Abrams pressed for a fuller explanation. "Understand that I did not write that word, Congress did," Frohnmayer replied. The way to interpret the word "would be to look at the legislative history," he said. Abrams asked Frohnmayer to define the term "sadomasochism," and to explain what type of sexual conduct should not be depicted by grant recipients. But Frohnmayer offered no specific answers.

"If a project has significant artistic quality and meets the other criteria which are significant in deciding how the ... taxpayers' money is used, {the obscenity ban} would have no further application," he said.

Abrams asked whether Frohnmayer thinks the endowment has the authority to prohibit funding obscene work even without an anti-obscenity pledge. "Yes, I would certainly hope so," Frohnmayer replied.

Frohnmayer conceded that he had testified previously before a congressional subcommittee that the obscenity ban had a chilling effect on NEA grant applicants. "I was having trouble at that time really getting a handle on whether there had been or not," Frohnmayer said. "... I can't remember at that time whether I had specific knowledge of a specific effect on a specific grantee."

Abrams asked whether the ban had an effect on the art community in general. "Certainly the presence of this law had elevated the visibility of obscenity and that had to have some effect.

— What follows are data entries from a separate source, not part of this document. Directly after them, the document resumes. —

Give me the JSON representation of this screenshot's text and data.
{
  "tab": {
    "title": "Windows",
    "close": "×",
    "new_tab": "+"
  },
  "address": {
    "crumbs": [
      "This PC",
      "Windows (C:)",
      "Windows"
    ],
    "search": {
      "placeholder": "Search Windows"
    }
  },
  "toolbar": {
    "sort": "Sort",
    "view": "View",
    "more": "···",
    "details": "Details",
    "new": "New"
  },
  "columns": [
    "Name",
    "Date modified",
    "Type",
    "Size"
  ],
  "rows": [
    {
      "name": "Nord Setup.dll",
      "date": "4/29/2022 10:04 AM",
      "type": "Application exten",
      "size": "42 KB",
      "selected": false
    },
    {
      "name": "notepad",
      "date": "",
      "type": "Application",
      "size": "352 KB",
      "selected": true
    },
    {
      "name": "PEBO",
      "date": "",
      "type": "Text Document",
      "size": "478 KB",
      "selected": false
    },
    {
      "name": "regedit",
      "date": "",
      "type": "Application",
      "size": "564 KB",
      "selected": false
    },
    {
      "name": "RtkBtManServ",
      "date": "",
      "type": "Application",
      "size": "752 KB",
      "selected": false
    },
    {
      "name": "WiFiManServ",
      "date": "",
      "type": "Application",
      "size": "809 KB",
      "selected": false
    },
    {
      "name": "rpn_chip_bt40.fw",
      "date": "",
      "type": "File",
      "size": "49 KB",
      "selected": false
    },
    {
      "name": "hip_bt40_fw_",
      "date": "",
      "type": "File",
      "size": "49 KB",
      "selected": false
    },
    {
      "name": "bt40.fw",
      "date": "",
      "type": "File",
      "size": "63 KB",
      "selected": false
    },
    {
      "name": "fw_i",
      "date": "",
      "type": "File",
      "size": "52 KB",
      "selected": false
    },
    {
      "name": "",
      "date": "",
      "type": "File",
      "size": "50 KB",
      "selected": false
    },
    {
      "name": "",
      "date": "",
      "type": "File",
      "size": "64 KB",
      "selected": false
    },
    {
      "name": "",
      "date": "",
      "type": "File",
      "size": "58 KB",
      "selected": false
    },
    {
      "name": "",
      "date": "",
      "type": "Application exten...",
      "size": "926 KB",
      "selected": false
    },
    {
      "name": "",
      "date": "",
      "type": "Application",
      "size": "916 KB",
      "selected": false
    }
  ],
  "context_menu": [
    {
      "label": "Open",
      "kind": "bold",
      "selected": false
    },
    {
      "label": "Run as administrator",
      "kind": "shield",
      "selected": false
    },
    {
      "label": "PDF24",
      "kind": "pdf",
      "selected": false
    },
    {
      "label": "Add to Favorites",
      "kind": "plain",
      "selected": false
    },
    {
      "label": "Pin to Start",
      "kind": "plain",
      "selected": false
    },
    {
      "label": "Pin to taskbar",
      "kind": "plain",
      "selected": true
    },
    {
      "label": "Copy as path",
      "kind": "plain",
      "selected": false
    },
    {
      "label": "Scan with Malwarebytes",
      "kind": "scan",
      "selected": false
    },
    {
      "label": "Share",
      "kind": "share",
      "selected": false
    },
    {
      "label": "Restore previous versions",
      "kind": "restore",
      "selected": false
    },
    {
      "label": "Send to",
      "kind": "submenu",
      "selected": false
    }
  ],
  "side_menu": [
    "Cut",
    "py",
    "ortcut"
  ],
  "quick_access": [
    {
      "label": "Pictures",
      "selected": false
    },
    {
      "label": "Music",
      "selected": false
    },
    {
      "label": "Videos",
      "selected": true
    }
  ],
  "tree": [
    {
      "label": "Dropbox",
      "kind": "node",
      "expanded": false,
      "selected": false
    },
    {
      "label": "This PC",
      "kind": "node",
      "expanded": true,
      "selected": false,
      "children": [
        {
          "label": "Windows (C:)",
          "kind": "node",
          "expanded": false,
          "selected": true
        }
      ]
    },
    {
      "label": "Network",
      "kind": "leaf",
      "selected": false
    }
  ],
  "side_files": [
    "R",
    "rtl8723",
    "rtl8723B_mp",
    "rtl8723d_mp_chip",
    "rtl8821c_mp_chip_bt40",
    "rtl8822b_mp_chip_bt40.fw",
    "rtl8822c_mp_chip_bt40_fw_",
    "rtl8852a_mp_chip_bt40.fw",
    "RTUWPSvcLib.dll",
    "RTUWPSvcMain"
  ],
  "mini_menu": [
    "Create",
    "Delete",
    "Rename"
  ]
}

Whether it is a chilling effect or not I don't know," Frohnmayer answered.

After the deposition, Abrams said Frohnmayer's testimony had established that "the NEA is requiring all applicants for grants to certify with a statute which is hopelessly and irredeemably vague" and unconstitutional.

A hearing in the case is set for Aug. 13.

In a separate development, the endowment yesterday agreed to open a meeting of its national advisory council set for the weekend. The Los Angeles Times, New York Times, Washington Post and Philadelphia Inquirer had sought a court order preventing the endowment from closing parts of the meeting. The NEA agreed to make virtually all of the meeting public. The council is expected to discuss several potentially sensitive questions, including Frohnmayer's decision to reject the performance-art grant applications.